Save the config and restart NGINX


Next we need to use a command line to start le64.exe with our custom arguments.

In your command prompt change the directory to where you extracted the LE64.exe to

CD C:\le64\

Now run the following command

le64.exe --key account.key --email "[email protected]" --csr domain.csr --csr-key domain.key --crt domain.crt --domains ",,," --generate-missing --unlink --path E:\NGINX\html\.well-known\acme-challenge

There's a few options you need to change

  • --email "[email protected]" - to your email address keeping the ""
  • --domains "," (list all your domains you want the cert to cover - i think max is 50~)
  • --path E:\NGINX\html.well-known\acme-challenge (change E:\NGINX to your NGINX locaiton, keeping the html.well-known....

when you hit enter it will test your setup for the correct files and config, it basically gets a fake certificate. if this completes with no errors you now need to add the argument --live to the end of the script above, like so

le64.exe --key account.key --email "[email protected]" --csr domain.csr --csr-key domain.key --crt domain.crt --domains ",,," --generate-missing --unlink --path E:\NGINX\html\.well-known\acme-challenge --live

hit enter and it should go off an fetch your real domain.csr account.key and domain.crt and domain.key. these will be downloaded into the le64 folder. Keep the csr and account.key safe, you will need these for renewal.

Now you have all this setup you can re-run the above le64.exe script come renew and its all done.

Shared Printers for All Users


You've probably stumbled across this page if like me you were trying to find a way to install a shared printer to all users on a Windows machine.

By default a shared printer only gets installed to a users profile, when the next user comes along the printer needs to be reinstalled.

Normally you can install the printer using a local port or TCP-IP port which would then work for all users.

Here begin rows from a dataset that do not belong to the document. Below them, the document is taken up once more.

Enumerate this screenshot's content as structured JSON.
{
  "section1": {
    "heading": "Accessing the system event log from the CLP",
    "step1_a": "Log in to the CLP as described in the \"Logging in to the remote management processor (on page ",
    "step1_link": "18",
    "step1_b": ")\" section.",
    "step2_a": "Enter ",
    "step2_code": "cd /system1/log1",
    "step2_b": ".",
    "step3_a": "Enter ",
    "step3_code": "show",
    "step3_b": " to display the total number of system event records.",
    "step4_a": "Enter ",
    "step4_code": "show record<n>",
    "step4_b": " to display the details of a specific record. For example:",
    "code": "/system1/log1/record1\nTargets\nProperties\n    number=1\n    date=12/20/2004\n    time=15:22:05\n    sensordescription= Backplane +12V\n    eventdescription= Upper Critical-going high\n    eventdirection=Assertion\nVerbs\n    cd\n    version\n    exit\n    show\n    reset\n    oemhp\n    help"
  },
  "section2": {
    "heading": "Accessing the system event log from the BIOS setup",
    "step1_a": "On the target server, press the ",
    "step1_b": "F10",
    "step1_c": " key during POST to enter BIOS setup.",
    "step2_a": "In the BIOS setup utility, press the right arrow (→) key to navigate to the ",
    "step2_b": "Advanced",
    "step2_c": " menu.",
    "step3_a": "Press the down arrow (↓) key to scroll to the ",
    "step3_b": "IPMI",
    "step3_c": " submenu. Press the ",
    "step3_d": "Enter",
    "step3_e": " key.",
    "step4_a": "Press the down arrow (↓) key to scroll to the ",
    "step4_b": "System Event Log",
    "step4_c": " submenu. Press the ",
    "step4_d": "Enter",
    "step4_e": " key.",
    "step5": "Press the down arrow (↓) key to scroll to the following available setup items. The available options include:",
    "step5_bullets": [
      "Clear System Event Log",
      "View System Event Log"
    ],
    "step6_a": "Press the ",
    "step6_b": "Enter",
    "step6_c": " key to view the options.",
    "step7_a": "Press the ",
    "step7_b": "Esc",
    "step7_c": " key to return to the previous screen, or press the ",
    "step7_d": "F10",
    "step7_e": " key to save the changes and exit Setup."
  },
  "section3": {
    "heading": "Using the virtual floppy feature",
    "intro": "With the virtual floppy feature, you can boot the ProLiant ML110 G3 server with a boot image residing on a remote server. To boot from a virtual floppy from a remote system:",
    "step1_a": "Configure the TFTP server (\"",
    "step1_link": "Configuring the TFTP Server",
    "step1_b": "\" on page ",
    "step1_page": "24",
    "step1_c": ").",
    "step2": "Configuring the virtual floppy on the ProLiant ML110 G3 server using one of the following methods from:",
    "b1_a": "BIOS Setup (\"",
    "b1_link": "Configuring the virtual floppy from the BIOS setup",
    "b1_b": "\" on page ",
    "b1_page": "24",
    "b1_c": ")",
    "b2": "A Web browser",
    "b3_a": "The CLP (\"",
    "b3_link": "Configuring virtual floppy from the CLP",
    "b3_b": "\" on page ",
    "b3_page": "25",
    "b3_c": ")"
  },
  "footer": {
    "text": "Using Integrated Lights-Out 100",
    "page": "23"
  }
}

However if you use a printer server or just shared it from another machine then you need to know the hack below which will install it for all users.

Step 1 - Printer Server/Shared Machine

  • Install the printer as you normally would on your print server. Either using a local port (USB) or TCP/IP (Network) and drivers.
  • Make any changes to the printer, trays, adding x86 and x64 drivers, set security permissions.
  • Share the printer

Step 2 - On the remote machine

Open up CMD and run as administrator

Copy the below into the CMD window, changing \\servername\printer to your details.

rundll32 printui.dll,PrintUIEntry /ga /n\\servername\printer

The tags mean

  • /ga - global (add to all users)
  • /n - network path
  • for more options use /?

You can also copy it into a .bat file to make it easier to install on multiple machines.

Give it a few minutes to install, once completed it will have installed the printer and kept all the Custom preferences set on the Server.